In these times it is understandable that the Government faces tough choices, and these cuts were probably hard to make. No one is ever 100% happy we a budget, and very few people will be close to that after today’s announcement. But as An Taoiseach warned us in his National Address, these are tough times and tough measures are needed, but they too need to be balanced. The problem with the cuts announced today is that these same people will be hit tomorrow in any announcement of an increase in indirect taxation, especially a VAT rise.
The Minister for Finance will deliver his Budget statement at 3:45pm tomorrow.
On Wednesday I found this post by a parent of a child with disbilities trying to get people to stop using the “r-word” on twitter. It documents the responses she got, some make fun, but others take her point. We need more people like her! That post brought a tear to my eye. I rarely use the word, and now I will endeavour to use it less.
Then while going through my news feeds I discovered this story on the Irish Examiner, its sub heading was “HE won gold in the Special Olympics but is classed a “lunatic”.”
This post was about our legal system and how it classes people with mental disabilities as a “person of unsound mind”. How demeaning is that? How old fashioned is that? Why do we allow our legal system to still use terminology like that? Why is the Lunacy Act 1871 still in force?
Can we not move on with the times and treat people with disabilities with respect and allow them to represeneted fully in law.
I hope the new government will take on board this and attempt to change how we refer to people with disabilities within in our legal system as that may help change how the rest of society treats people with mental disabilities. It baby steps, but every little helps.
If you are looking for indepth stuff on the budget, you wont find it here! Vists Suzy and Irish Election if you are looking for that sort of stuff! This is my reaction to the budget, which I mostly missed due to college. Hence why I wasnt tweeting.
General Reaction: My first reaction is that this budget won’t make a whole load of difference to me. Things may get cheaper with VAT and Excise cuts, but the carbon tax may cut the savings on it. Yes this is a selfish reaction, but this is how we all react to the budget.
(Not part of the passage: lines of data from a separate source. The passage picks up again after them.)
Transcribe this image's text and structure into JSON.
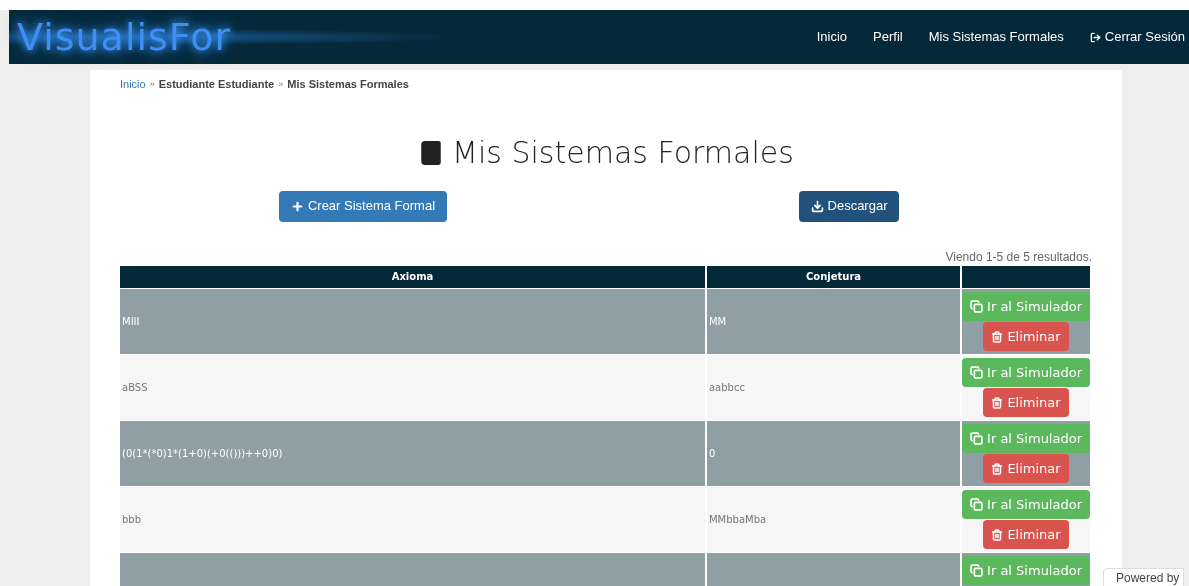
{
  "brand": "VisualisFor",
  "nav": [
    {
      "label": "Inicio",
      "kind": "link"
    },
    {
      "label": "Perfil",
      "kind": "link"
    },
    {
      "label": "Mis Sistemas Formales",
      "kind": "link"
    },
    {
      "label": "Cerrar Sesión",
      "kind": "logout"
    }
  ],
  "breadcrumb": [
    {
      "label": "Inicio",
      "kind": "link"
    },
    {
      "label": "Estudiante Estudiante",
      "kind": "text"
    },
    {
      "label": "Mis Sistemas Formales",
      "kind": "text"
    }
  ],
  "breadcrumb_separator": "»",
  "title": "Mis Sistemas Formales",
  "toolbar": [
    {
      "label": "Crear Sistema Formal",
      "kind": "create"
    },
    {
      "label": "Descargar",
      "kind": "download"
    }
  ],
  "summary": "Viendo 1-5 de 5 resultados.",
  "table": {
    "columns": [
      "Axioma",
      "Conjetura"
    ],
    "rows": [
      {
        "axioma": "MIII",
        "conjetura": "MM",
        "actions": [
          {
            "kind": "simulate",
            "label": "Ir al Simulador"
          },
          {
            "kind": "delete",
            "label": "Eliminar"
          }
        ]
      },
      {
        "axioma": "aBSS",
        "conjetura": "aabbcc",
        "actions": [
          {
            "kind": "simulate",
            "label": "Ir al Simulador"
          },
          {
            "kind": "delete",
            "label": "Eliminar"
          }
        ]
      },
      {
        "axioma": "(0(1*(*0)1*(1+0)(+0(()))++0)0)",
        "conjetura": "0",
        "actions": [
          {
            "kind": "simulate",
            "label": "Ir al Simulador"
          },
          {
            "kind": "delete",
            "label": "Eliminar"
          }
        ]
      },
      {
        "axioma": "bbb",
        "conjetura": "MMbbaMba",
        "actions": [
          {
            "kind": "simulate",
            "label": "Ir al Simulador"
          },
          {
            "kind": "delete",
            "label": "Eliminar"
          }
        ]
      },
      {
        "actions": [
          {
            "kind": "simulate",
            "label": "Ir al Simulador"
          }
        ]
      }
    ]
  },
  "badge": "Powered by"
}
How will it effect me!
The Good: So what was good in the budget? The public sector pay cuts were needed. It is a pity there wasn’t an agreement on it, but it needed to happen. The 10% cut in the Taosieachs pay (he took the other 10% already) was a move in the right direction, and so is the cut in ministers pay. The reduction of VAT back to 21% was a good move, but maybe he should have taken a full per centage off it? I agree with the cut in social welfare if you refuse a job.
The Bad: The budget is a bit of fob in my opinion. Its tokenistic to being green. The forestry scheme (which was explained to me by Peter) is a complete and utter fob! The scrappage scheme is like what the hell? Who wanted that? The cut in social welfare is hard to defend and as Suzy points out wont be as protested against as the Pension cuts last time.
“Unlike older people, people with disabilities and their carers, children and the unemployed are not as mobile to protest or vote for that matter.”
The Carbon Tax then is another way of putting more excise on petrol and diesel and will actually increase the cost of everything as everything has to be transported. The 50c on the Medical Card Prescription Items is going to take a while to get used to. I am still still trying to fathom the drop in the excise on drink? Why did that happen? Also why no increase in tobacco excise? I had smokers giving out last night over that has they were hoping for an increase as an incentive to give up smoking!
So thats my opinion. There is no doubt that this budget is a half-arsed fob. Where are the concrete actions, where is the stimulus for Irish Business? Not the banks.
The Government has its priorities wrong and Richard Bruton was right to mention TK Whittaker and Sean Lemass in his remarks considering they had a vision for Ireland and pulled us up by our laces. This budget doesn’t even tie them!